DATA SUPPLIED:
--- START ---

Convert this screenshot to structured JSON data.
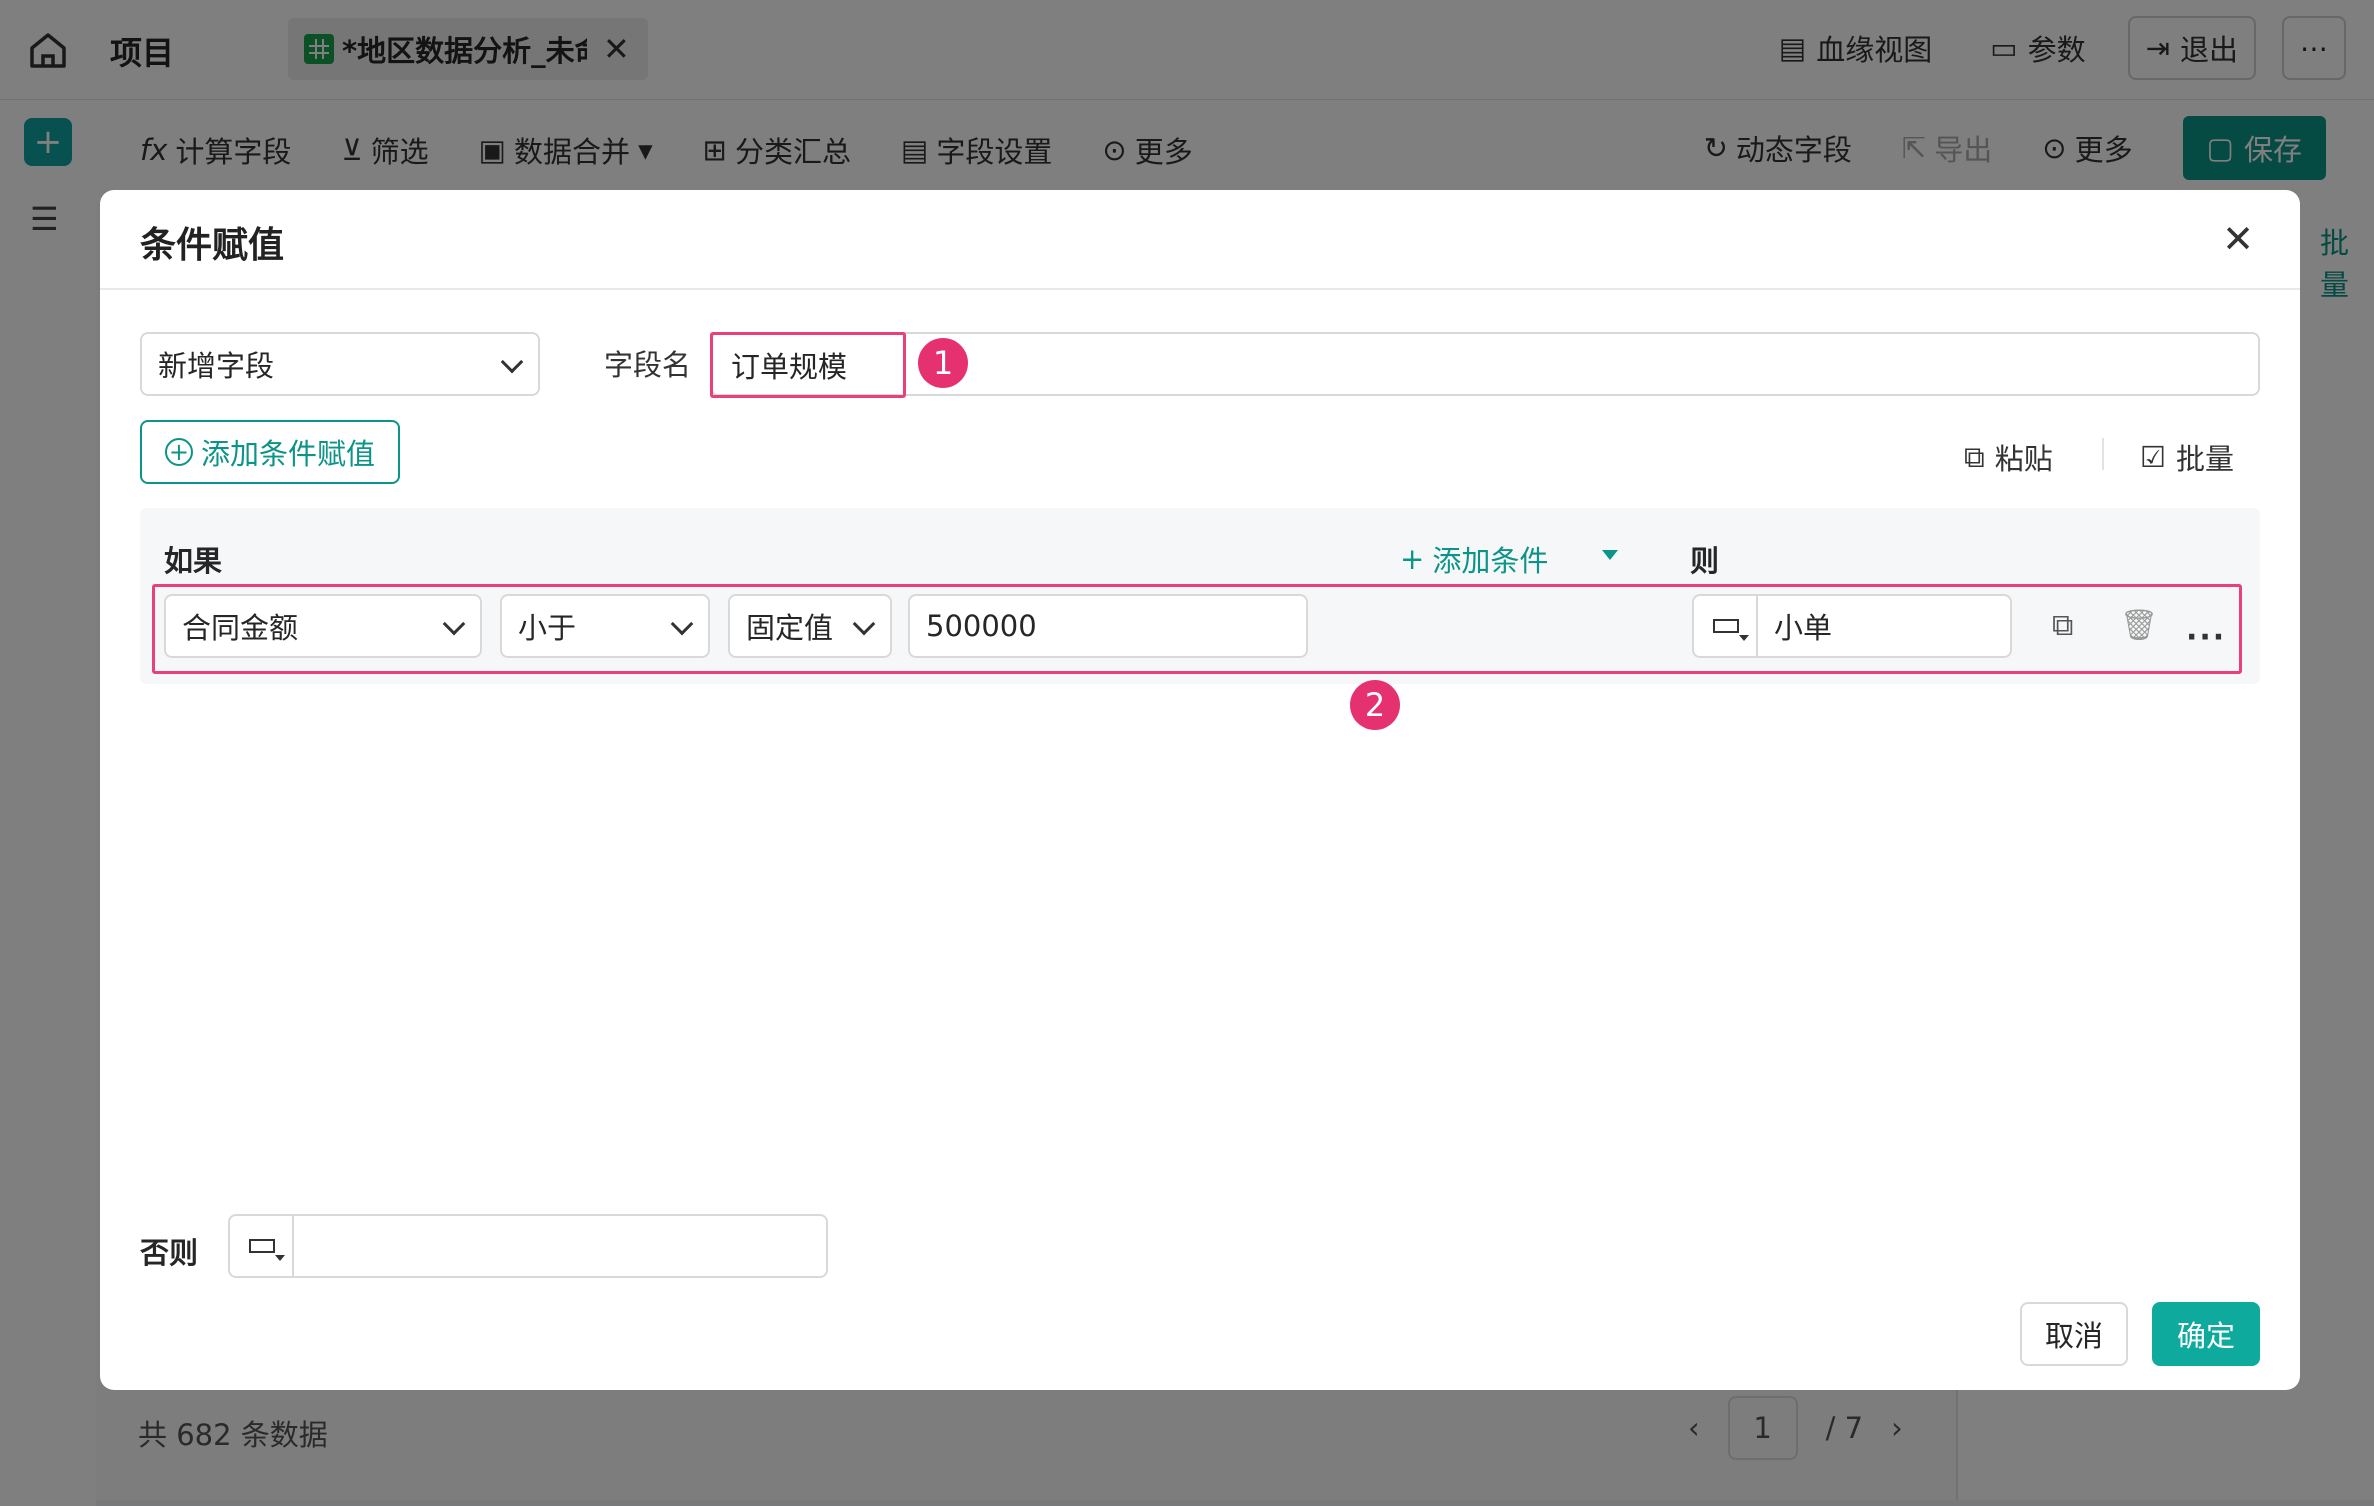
{
  "topbar": {
    "app_title": "项目",
    "file_tab": "*地区数据分析_未命名",
    "lineage": "血缘视图",
    "params": "参数",
    "exit": "退出"
  },
  "toolbar": {
    "calc_field": "计算字段",
    "filter": "筛选",
    "data_merge": "数据合并",
    "group_summary": "分类汇总",
    "field_settings": "字段设置",
    "more_left": "更多",
    "dynamic_field": "动态字段",
    "export": "导出",
    "more_right": "更多",
    "save": "保存"
  },
  "background": {
    "record_count": "共 682 条数据",
    "pager_current": "1",
    "pager_total": "/ 7",
    "side_batch": "批量"
  },
  "dialog": {
    "title": "条件赋值",
    "mode_select": "新增字段",
    "field_name_label": "字段名",
    "field_name_value": "订单规模",
    "add_condition_button": "添加条件赋值",
    "paste": "粘贴",
    "batch": "批量",
    "if_label": "如果",
    "add_condition_link": "添加条件",
    "then_label": "则",
    "condition_row": {
      "field": "合同金额",
      "operator": "小于",
      "value_type": "固定值",
      "value": "500000",
      "result": "小单"
    },
    "else_label": "否则",
    "else_value": "",
    "cancel": "取消",
    "confirm": "确定",
    "badges": [
      "1",
      "2"
    ]
  }
}
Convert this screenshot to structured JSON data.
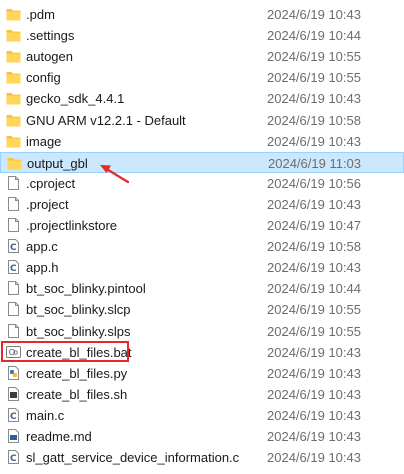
{
  "file_list": {
    "items": [
      {
        "name": ".pdm",
        "modified": "2024/6/19 10:43",
        "icon": "folder-icon"
      },
      {
        "name": ".settings",
        "modified": "2024/6/19 10:44",
        "icon": "folder-icon"
      },
      {
        "name": "autogen",
        "modified": "2024/6/19 10:55",
        "icon": "folder-icon"
      },
      {
        "name": "config",
        "modified": "2024/6/19 10:55",
        "icon": "folder-icon"
      },
      {
        "name": "gecko_sdk_4.4.1",
        "modified": "2024/6/19 10:43",
        "icon": "folder-icon"
      },
      {
        "name": "GNU ARM v12.2.1 - Default",
        "modified": "2024/6/19 10:58",
        "icon": "folder-icon"
      },
      {
        "name": "image",
        "modified": "2024/6/19 10:43",
        "icon": "folder-icon"
      },
      {
        "name": "output_gbl",
        "modified": "2024/6/19 11:03",
        "icon": "folder-icon"
      },
      {
        "name": ".cproject",
        "modified": "2024/6/19 10:56",
        "icon": "file-icon"
      },
      {
        "name": ".project",
        "modified": "2024/6/19 10:43",
        "icon": "file-icon"
      },
      {
        "name": ".projectlinkstore",
        "modified": "2024/6/19 10:47",
        "icon": "file-icon"
      },
      {
        "name": "app.c",
        "modified": "2024/6/19 10:58",
        "icon": "c-source-file-icon"
      },
      {
        "name": "app.h",
        "modified": "2024/6/19 10:43",
        "icon": "c-source-file-icon"
      },
      {
        "name": "bt_soc_blinky.pintool",
        "modified": "2024/6/19 10:44",
        "icon": "file-icon"
      },
      {
        "name": "bt_soc_blinky.slcp",
        "modified": "2024/6/19 10:55",
        "icon": "file-icon"
      },
      {
        "name": "bt_soc_blinky.slps",
        "modified": "2024/6/19 10:55",
        "icon": "file-icon"
      },
      {
        "name": "create_bl_files.bat",
        "modified": "2024/6/19 10:43",
        "icon": "batch-file-icon"
      },
      {
        "name": "create_bl_files.py",
        "modified": "2024/6/19 10:43",
        "icon": "python-file-icon"
      },
      {
        "name": "create_bl_files.sh",
        "modified": "2024/6/19 10:43",
        "icon": "shell-script-icon"
      },
      {
        "name": "main.c",
        "modified": "2024/6/19 10:43",
        "icon": "c-source-file-icon"
      },
      {
        "name": "readme.md",
        "modified": "2024/6/19 10:43",
        "icon": "markdown-file-icon"
      },
      {
        "name": "sl_gatt_service_device_information.c",
        "modified": "2024/6/19 10:43",
        "icon": "c-source-file-icon"
      }
    ],
    "selected_index": 7,
    "annotated_index": 16
  },
  "colors": {
    "selection_bg": "#cce8ff",
    "selection_border": "#99d1ff",
    "folder": "#f5c342",
    "annotation": "#e8272a"
  }
}
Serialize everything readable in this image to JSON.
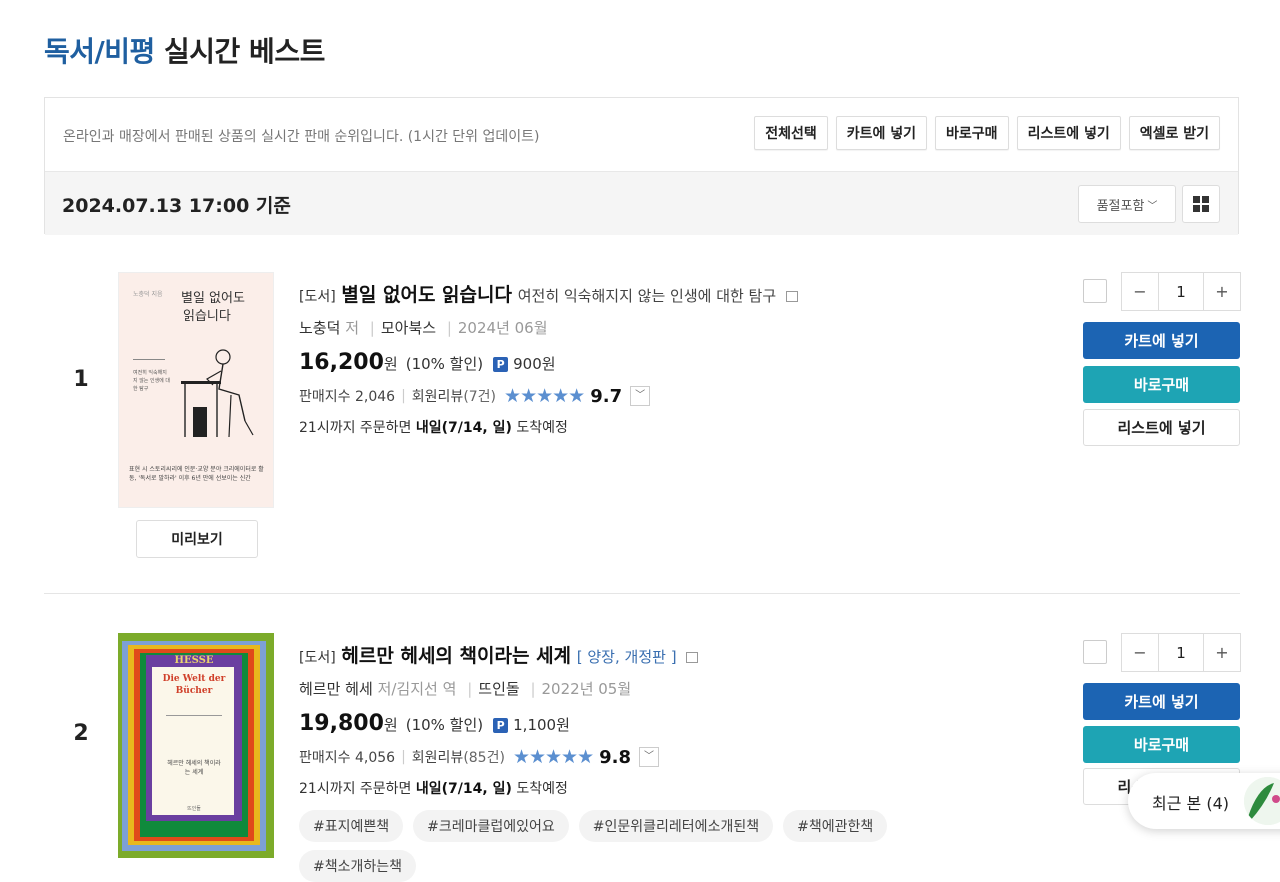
{
  "header": {
    "category": "독서/비평",
    "title_rest": " 실시간 베스트"
  },
  "info": {
    "description": "온라인과 매장에서 판매된 상품의 실시간 판매 순위입니다. (1시간 단위 업데이트)",
    "buttons": [
      "전체선택",
      "카트에 넣기",
      "바로구매",
      "리스트에 넣기",
      "엑셀로 받기"
    ],
    "date": "2024.07.13  17:00  기준",
    "filter": "품절포함"
  },
  "actions": {
    "cart": "카트에 넣기",
    "buy": "바로구매",
    "list": "리스트에 넣기",
    "preview": "미리보기",
    "minus": "−",
    "plus": "+"
  },
  "items": [
    {
      "rank": "1",
      "tag": "[도서]",
      "title": "별일 없어도 읽습니다",
      "subtitle": "여전히 익숙해지지 않는 인생에 대한 탐구",
      "author": "노충덕",
      "author_role": "저",
      "publisher": "모아북스",
      "date": "2024년 06월",
      "price": "16,200",
      "won": "원",
      "discount": "(10% 할인)",
      "point_label": "P",
      "points": "900원",
      "sales": "판매지수 2,046",
      "review_label": "회원리뷰",
      "review_count": "(7건)",
      "stars": "★★★★★",
      "rating": "9.7",
      "delivery_pre": "21시까지 주문하면",
      "delivery_day": "내일(7/14, 일)",
      "delivery_post": "도착예정",
      "qty": "1",
      "cover": {
        "title_line1": "별일 없어도",
        "title_line2": "읽습니다",
        "small": "노충덕 지음",
        "blurb": "여전히 익숙해지지 않는 인생에 대한 탐구",
        "bottom": "표현 시 스토리씨리에 인문·교양 분야 크리에이터로 활동, '독서로 말하라' 이후 6년 만에 선보이는 신간"
      }
    },
    {
      "rank": "2",
      "tag": "[도서]",
      "title": "헤르만 헤세의 책이라는 세계",
      "subtitle": "[ 양장, 개정판 ]",
      "author": "헤르만 헤세",
      "author_role": "저/김지선",
      "translator_role": "역",
      "publisher": "뜨인돌",
      "date": "2022년 05월",
      "price": "19,800",
      "won": "원",
      "discount": "(10% 할인)",
      "point_label": "P",
      "points": "1,100원",
      "sales": "판매지수 4,056",
      "review_label": "회원리뷰",
      "review_count": "(85건)",
      "stars": "★★★★★",
      "rating": "9.8",
      "delivery_pre": "21시까지 주문하면",
      "delivery_day": "내일(7/14, 일)",
      "delivery_post": "도착예정",
      "qty": "1",
      "tags": [
        "#표지예쁜책",
        "#크레마클럽에있어요",
        "#인문위클리레터에소개된책",
        "#책에관한책",
        "#책소개하는책"
      ],
      "cover": {
        "brand": "HESSE",
        "de_title": "Die Welt der Bücher",
        "kr_title": "헤르만 헤세의 책이라는 세계",
        "pub": "뜨인돌"
      }
    }
  ],
  "recent": {
    "label": "최근 본 (4)"
  }
}
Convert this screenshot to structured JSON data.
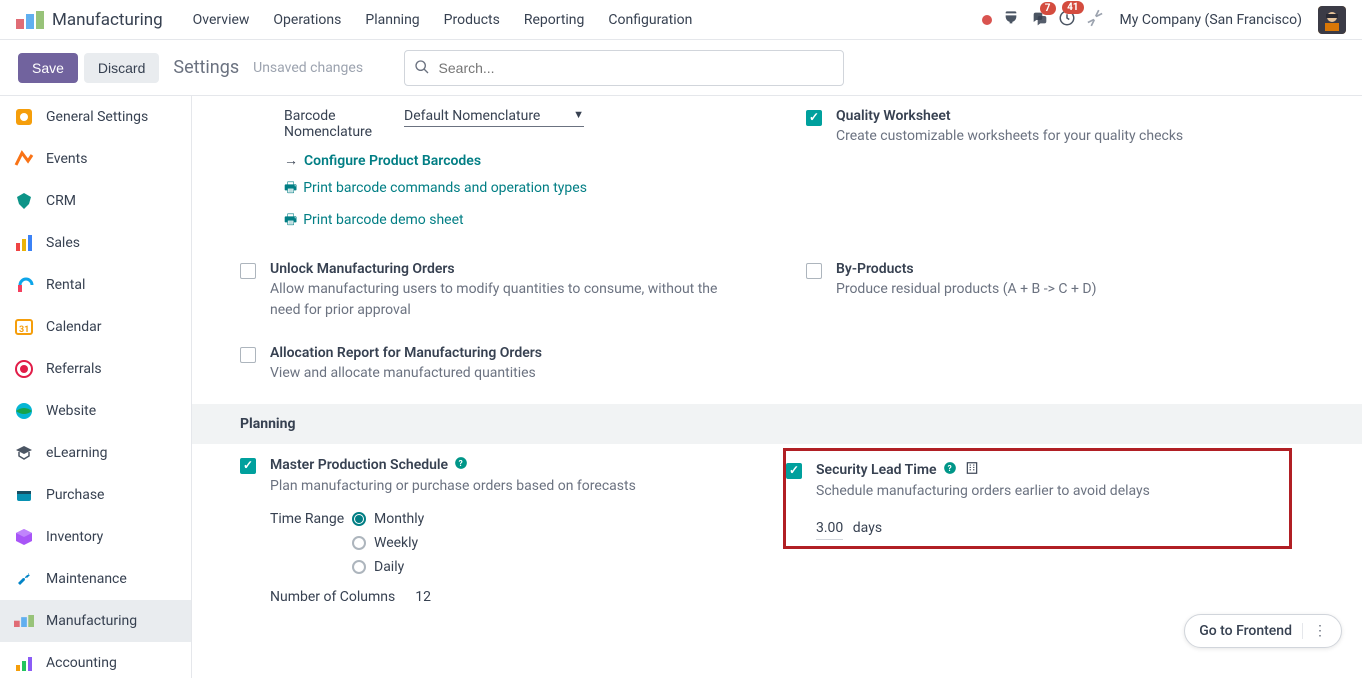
{
  "topnav": {
    "app_name": "Manufacturing",
    "links": [
      "Overview",
      "Operations",
      "Planning",
      "Products",
      "Reporting",
      "Configuration"
    ],
    "messages_badge": "7",
    "activities_badge": "41",
    "company": "My Company (San Francisco)"
  },
  "actionbar": {
    "save": "Save",
    "discard": "Discard",
    "title": "Settings",
    "status": "Unsaved changes",
    "search_placeholder": "Search..."
  },
  "sidebar": {
    "items": [
      {
        "label": "General Settings"
      },
      {
        "label": "Events"
      },
      {
        "label": "CRM"
      },
      {
        "label": "Sales"
      },
      {
        "label": "Rental"
      },
      {
        "label": "Calendar"
      },
      {
        "label": "Referrals"
      },
      {
        "label": "Website"
      },
      {
        "label": "eLearning"
      },
      {
        "label": "Purchase"
      },
      {
        "label": "Inventory"
      },
      {
        "label": "Maintenance"
      },
      {
        "label": "Manufacturing"
      },
      {
        "label": "Accounting"
      }
    ]
  },
  "barcode": {
    "label": "Barcode Nomenclature",
    "value": "Default Nomenclature",
    "configure": "Configure Product Barcodes",
    "print_commands": "Print barcode commands and operation types",
    "print_demo": "Print barcode demo sheet"
  },
  "quality": {
    "title": "Quality Worksheet",
    "desc": "Create customizable worksheets for your quality checks"
  },
  "unlock": {
    "title": "Unlock Manufacturing Orders",
    "desc": "Allow manufacturing users to modify quantities to consume, without the need for prior approval"
  },
  "byproducts": {
    "title": "By-Products",
    "desc": "Produce residual products (A + B -> C + D)"
  },
  "allocation": {
    "title": "Allocation Report for Manufacturing Orders",
    "desc": "View and allocate manufactured quantities"
  },
  "planning": {
    "header": "Planning",
    "mps": {
      "title": "Master Production Schedule",
      "desc": "Plan manufacturing or purchase orders based on forecasts",
      "time_range_label": "Time Range",
      "monthly": "Monthly",
      "weekly": "Weekly",
      "daily": "Daily",
      "num_columns_label": "Number of Columns",
      "num_columns_value": "12"
    },
    "slt": {
      "title": "Security Lead Time",
      "desc": "Schedule manufacturing orders earlier to avoid delays",
      "value": "3.00",
      "unit": "days"
    }
  },
  "frontend": "Go to Frontend"
}
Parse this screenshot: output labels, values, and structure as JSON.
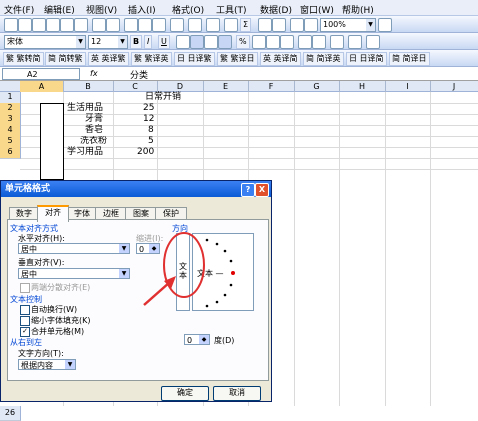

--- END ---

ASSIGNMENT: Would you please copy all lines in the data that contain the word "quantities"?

EXERCISE RESPONSE:
    "desc": "Allow manufacturing users to modify quantities to consume, without the need for prior approval"
    "desc": "View and allocate manufactured quantities"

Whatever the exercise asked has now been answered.